The Midwest is blessed with a greater variety of fresh water angling opportunities than anywhere else and Michigan is no exception. One of the under utilized fisheries for fly fisherman here in Michigan is the warmwater resource. I have talked to avid Michigan fly fisherman who actually live on warmwater lakes and yet never uncase their fly rods until they get to one of the better-known trout streams. Michigan’s warmwater lakes are so numerous that even conventional tackle anglers do not put an undue amount of pressure on this fishery. With a small boat, suitable rods and lines, and a box of bass flies, anglers can find many angling opportunities close to home. According to Michigan DNR information, largemouth bass are shallow water fish preferring water depths of less than 20 feet. My personal experience confirms this fact making this predator a perfect target for fly fisherman. If undisturbed, some bass will stay in the shallow water cover, even during the middle of the day.
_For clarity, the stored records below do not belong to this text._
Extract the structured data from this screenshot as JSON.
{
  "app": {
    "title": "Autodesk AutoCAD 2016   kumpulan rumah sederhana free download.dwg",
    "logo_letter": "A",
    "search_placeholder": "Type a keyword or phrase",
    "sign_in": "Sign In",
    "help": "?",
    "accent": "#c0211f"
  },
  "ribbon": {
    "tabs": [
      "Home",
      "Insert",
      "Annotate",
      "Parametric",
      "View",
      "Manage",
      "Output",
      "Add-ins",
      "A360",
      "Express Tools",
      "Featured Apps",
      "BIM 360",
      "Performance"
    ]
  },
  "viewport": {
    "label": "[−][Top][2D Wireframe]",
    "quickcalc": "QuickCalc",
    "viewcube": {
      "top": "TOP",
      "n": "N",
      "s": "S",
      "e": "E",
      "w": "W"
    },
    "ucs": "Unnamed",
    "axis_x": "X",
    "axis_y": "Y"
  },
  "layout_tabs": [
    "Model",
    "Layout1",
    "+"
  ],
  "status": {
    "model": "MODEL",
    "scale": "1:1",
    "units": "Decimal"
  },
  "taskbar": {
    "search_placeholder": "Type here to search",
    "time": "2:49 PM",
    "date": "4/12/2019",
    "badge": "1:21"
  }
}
Lake maps are an indispensable resource for finding lakes that are likely candidates for exploration. If the map of the lake has the contour lines too close to the shoreline and the majority of the lake has depths greater than 20 feet, then avoid that lake. Instead look for lakes with shallow water shelves near drop-offs. The drop-off does not have to be great, even a few feet will do. Once on the lake, if these shallow water areas have some cover in the form of lily pads, reeds or man-made structures then chances are good that bass will be present. The amount of development on a lake is also a consideration. Development doesn’t necessarily mean that fishing is bad. Lake George (my home lake) has cottages and homes around most of the shoreline, however it is an excellent bass lake. On this lake, instead of casting to natural cover, I cast primarily to boat docks, swim platforms and other manmade structures. It is not always easy to tell the amount of development from lake maps. Exploration is just part of the fun. Sportsman Connection (1423 North Eight Street, Superior, Wisconsin, 54880 and Bright Spot Maps (PO Box 1342, LaPorte, Indiana, 46350) both publish good lake map books for Michigan.

A Sampling of Lakes
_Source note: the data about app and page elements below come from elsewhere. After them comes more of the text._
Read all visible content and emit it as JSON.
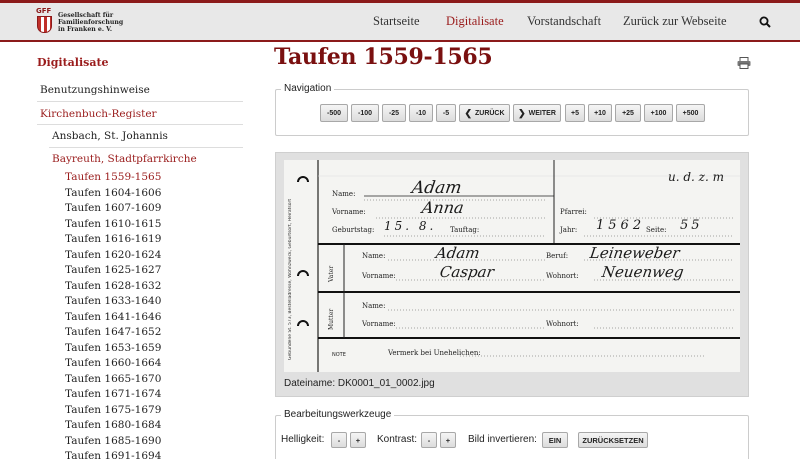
{
  "header": {
    "logo_abbr": "GFF",
    "logo_lines": [
      "Gesellschaft für",
      "Familienforschung",
      "in Franken e. V."
    ],
    "nav": [
      {
        "label": "Startseite",
        "active": false
      },
      {
        "label": "Digitalisate",
        "active": true
      },
      {
        "label": "Vorstandschaft",
        "active": false
      },
      {
        "label": "Zurück zur Webseite",
        "active": false
      }
    ],
    "search_icon": "search-icon"
  },
  "sidebar": {
    "title": "Digitalisate",
    "items": [
      {
        "label": "Benutzungshinweise"
      },
      {
        "label": "Kirchenbuch-Register"
      },
      {
        "label": "Ansbach, St. Johannis"
      },
      {
        "label": "Bayreuth, Stadtpfarrkirche"
      }
    ],
    "sub_items": [
      "Taufen 1559-1565",
      "Taufen 1604-1606",
      "Taufen 1607-1609",
      "Taufen 1610-1615",
      "Taufen 1616-1619",
      "Taufen 1620-1624",
      "Taufen 1625-1627",
      "Taufen 1628-1632",
      "Taufen 1633-1640",
      "Taufen 1641-1646",
      "Taufen 1647-1652",
      "Taufen 1653-1659",
      "Taufen 1660-1664",
      "Taufen 1665-1670",
      "Taufen 1671-1674",
      "Taufen 1675-1679",
      "Taufen 1680-1684",
      "Taufen 1685-1690",
      "Taufen 1691-1694"
    ],
    "active_sub": 0
  },
  "main": {
    "title": "Taufen 1559-1565",
    "print_icon": "printer-icon",
    "navigation_legend": "Navigation",
    "nav_buttons": [
      "-500",
      "-100",
      "-25",
      "-10",
      "-5",
      "ZURÜCK",
      "WEITER",
      "+5",
      "+10",
      "+25",
      "+100",
      "+500"
    ],
    "filename": "Dateiname: DK0001_01_0002.jpg",
    "tools_legend": "Bearbeitungswerkzeuge",
    "brightness_label": "Helligkeit:",
    "contrast_label": "Kontrast:",
    "invert_label": "Bild invertieren:",
    "minus": "-",
    "plus": "+",
    "invert_button": "EIN",
    "reset_button": "ZURÜCKSETZEN"
  },
  "scan": {
    "side_text": "Gebundene St. 573, Bestelladresse, Wohnzweck, Geburtsort, Heiratsort",
    "top_right": "u. d. z. m",
    "labels": {
      "name": "Name:",
      "vorname": "Vorname:",
      "geburtstag": "Geburtstag:",
      "tauftag": "Tauftag:",
      "pfarrei": "Pfarrei:",
      "jahr": "Jahr:",
      "seite": "Seite:",
      "vater": "Vater",
      "mutter": "Mutter",
      "beruf": "Beruf:",
      "wohnort": "Wohnort:",
      "vermerk": "Vermerk bei Unehelichen:",
      "note": "NOTE"
    },
    "values": {
      "child_name": "Adam",
      "child_vorname": "Anna",
      "geburtstag": "15. 8.",
      "jahr": "1562",
      "seite": "55",
      "father_name": "Adam",
      "father_vorname": "Caspar",
      "father_beruf": "Leineweber",
      "father_wohnort": "Neuenweg"
    }
  }
}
One of my favorite lakes is Lily Lake in Clare County. This 161-acre lake has an abundance of shallow water cover for the fly fisherman. With a large amount of undeveloped shoreline, the angler casts to lots of natural cover in the form of lily pads and reeds. The reed islands directly out from the boat ramp are a good place to start. Use topwater and diving flies in the morning and evening. Bottom bouncing flies are a good choice any time of day. Arbutus Lake in southeast Grand Traverse County is another good lake for the fly fisherman to try. This scenic 395-acre lake is divided into 5 different lakes with passages of varying sizes between each lake. The public boat launch is on lake #2. It is a good concrete boat launch with plenty of parking. A good place to begin fishing is the shallow bay on lake #2 across from the public boat launch. Try the edges of the lily pad cover early and late with topwater bugs or diving deer hair frogs. During the middle of the day try the deeper areas of this bay with a sink tip line and wooly buggers or other swimming flies. Lakes #1 and #5 would also be worth exploring. Perhaps the best largemouth lake in Michigan is Fletcher Floodwater (or Fletcher Pond). This 8000 to 9000 acre impoundment of the Upper South Branch of the Thunder Bay River is located on the border of Alpena and Montmorency counties. With large stump fields and an average water depth of less than 10 feet, this is an ideal location providing the fly fisherman with plenty of targets for casting. Bring plenty of heavy tippets, however, as large fish can easily break off around all of the woody cover. These three lakes just scratch the surface of the lakes that are available in Michigan. Even though common patterns emerge with all lakes they each have their own character and it’s always a thrill to launch my boat into a new lake. If you are looking for another opportunity to use your fly rod then give this resource a try. You will not be disappointed in Michigan’s other fishery.